St. Louis holds a three game edge over the Cubs in the NL Central with Cincinnati, Milwaukee and Houston all within seven of the lead. And last place Pittsburgh begins the week riding a nine game winning streak. It is expected that as the season wears on the Cardinals, Cubs and Astros will separate themselves from the Reds and Brewers. It is possible either Cincinnati or Milwaukee may seek to add players and remain in contention.

San Francisco begins the week with a deceiving half game lead over San Diego and 1½ game cushion over Los Angeles. All three teams have the same number of losses but the Giants have played a few additional games.

Texas had a 2½ game lead in the AL Wild Card, while the Chicago Cubs led the NL Wild Card race by two.

Here’s a look at four of the more interesting series to be played this weekend.

Mets at Marlins: Depending upon what happens in Philadelphia during the week the Mets could be in first place. Buoyed by their weekend sweep of the Yankees, the Mets are playing with confidence and are above .500. The rotation is anchored by Tom Glavine, Al Leiter and Steve Trachsel. The Mets have picked up five games on the Marlins over the last month.

Florida has lost 18 of its last 30 games, largely due to ineffective starting pitching of late. The Marlins did win five of seven against the Mets when they met in late May and early June. Since then the fortunes of these teams have reversed. The Mets are plays as underdogs throughout the series. The "under" is preferred at totals of 8 or higher.

Cubs at Cards: Each team has won seven times this year in this traditional rivalry. Six of the first eight went "under" the total but there have been four "overs," one "under" and one push in the last half dozen games. Chicago has outstanding pitching while St Louis boasts the better offense.

The Cubs have a better than average offense and St Louis has gotten much better pitching than preseason forecasts had projected. Good pitching usually stops good hitting and thus the "underdog" and "under" are the plays throughout this series. The "under" may be played at totals of 8 or higher with a total of 9 or higher especially attractive.

Rangers at Red Sox: Texas has been perhaps the most pleasant surprise in baseball and Buck Showalter is clearly the Manager of the Year at the halfway point. Boston has been very much a disappointment after its strong start. This is a key series on the Wild Card race. Other than Pedro Martinez and Curt Schilling the rotations are a wash.

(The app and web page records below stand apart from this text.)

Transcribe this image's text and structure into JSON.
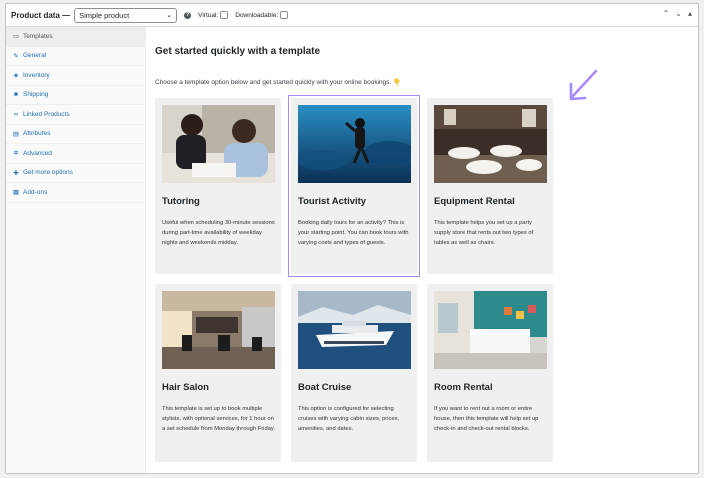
{
  "header": {
    "title": "Product data —",
    "product_type": "Simple product",
    "help": "?",
    "virtual_label": "Virtual:",
    "downloadable_label": "Downloadable:"
  },
  "sidebar": {
    "items": [
      {
        "label": "Templates",
        "icon": "template-icon"
      },
      {
        "label": "General",
        "icon": "wrench-icon"
      },
      {
        "label": "Inventory",
        "icon": "inventory-icon"
      },
      {
        "label": "Shipping",
        "icon": "truck-icon"
      },
      {
        "label": "Linked Products",
        "icon": "link-icon"
      },
      {
        "label": "Attributes",
        "icon": "table-icon"
      },
      {
        "label": "Advanced",
        "icon": "gear-icon"
      },
      {
        "label": "Get more options",
        "icon": "plugin-icon"
      },
      {
        "label": "Add-ons",
        "icon": "addons-icon"
      }
    ]
  },
  "main": {
    "heading": "Get started quickly with a template",
    "intro": "Choose a template option below and get started quickly with your online bookings. 👇",
    "cards": [
      {
        "title": "Tutoring",
        "desc": "Useful when scheduling 30-minute sessions during part-time availability of weekday nights and weekends midday."
      },
      {
        "title": "Tourist Activity",
        "desc": "Booking daily tours for an activity? This is your starting point. You can book tours with varying costs and types of guests."
      },
      {
        "title": "Equipment Rental",
        "desc": "This template helps you set up a party supply store that rents out two types of tables as well as chairs."
      },
      {
        "title": "Hair Salon",
        "desc": "This template is set up to book multiple stylists, with optional services, for 1 hour on a set schedule from Monday through Friday."
      },
      {
        "title": "Boat Cruise",
        "desc": "This option is configured for selecting cruises with varying cabin sizes, prices, amenities, and dates."
      },
      {
        "title": "Room Rental",
        "desc": "If you want to rent out a room or entire house, then this template will help set up check-in and check-out rental blocks."
      }
    ]
  },
  "colors": {
    "link": "#2271b1",
    "highlight": "#a78bfa",
    "card_bg": "#f0f0f0"
  }
}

Texas is worth a play against either Martinez or Schilling provided they are least +200. The Rangers swept the first series between the teams when they met in Texas in early May. Texas should be an underdog throughout the series and worth a play other Red Sox starters when Kenny Rogers, Joaquin Benoit or Ryan Drese pitch. The "over" is also preferred at Totals of 9 or lower, even in starts by the BoSox "Big Two."

A’s at Indians: The Indians swept three games from the Athletics when the teams met here in late May. The wins were by a combined four runs and two of the games were started by Oakland stars Tim Hudson and Barry Zito. Cleveland is likely to be underdogs throughout the series and are again playable against any of the Oakland starters.

Two of the earlier games went "under" the total. The "under" will again be preferred in games started by Cleveland’s C.C. Sabathia, Jason Davis or Cliff Lee provided the total is no lower than 9.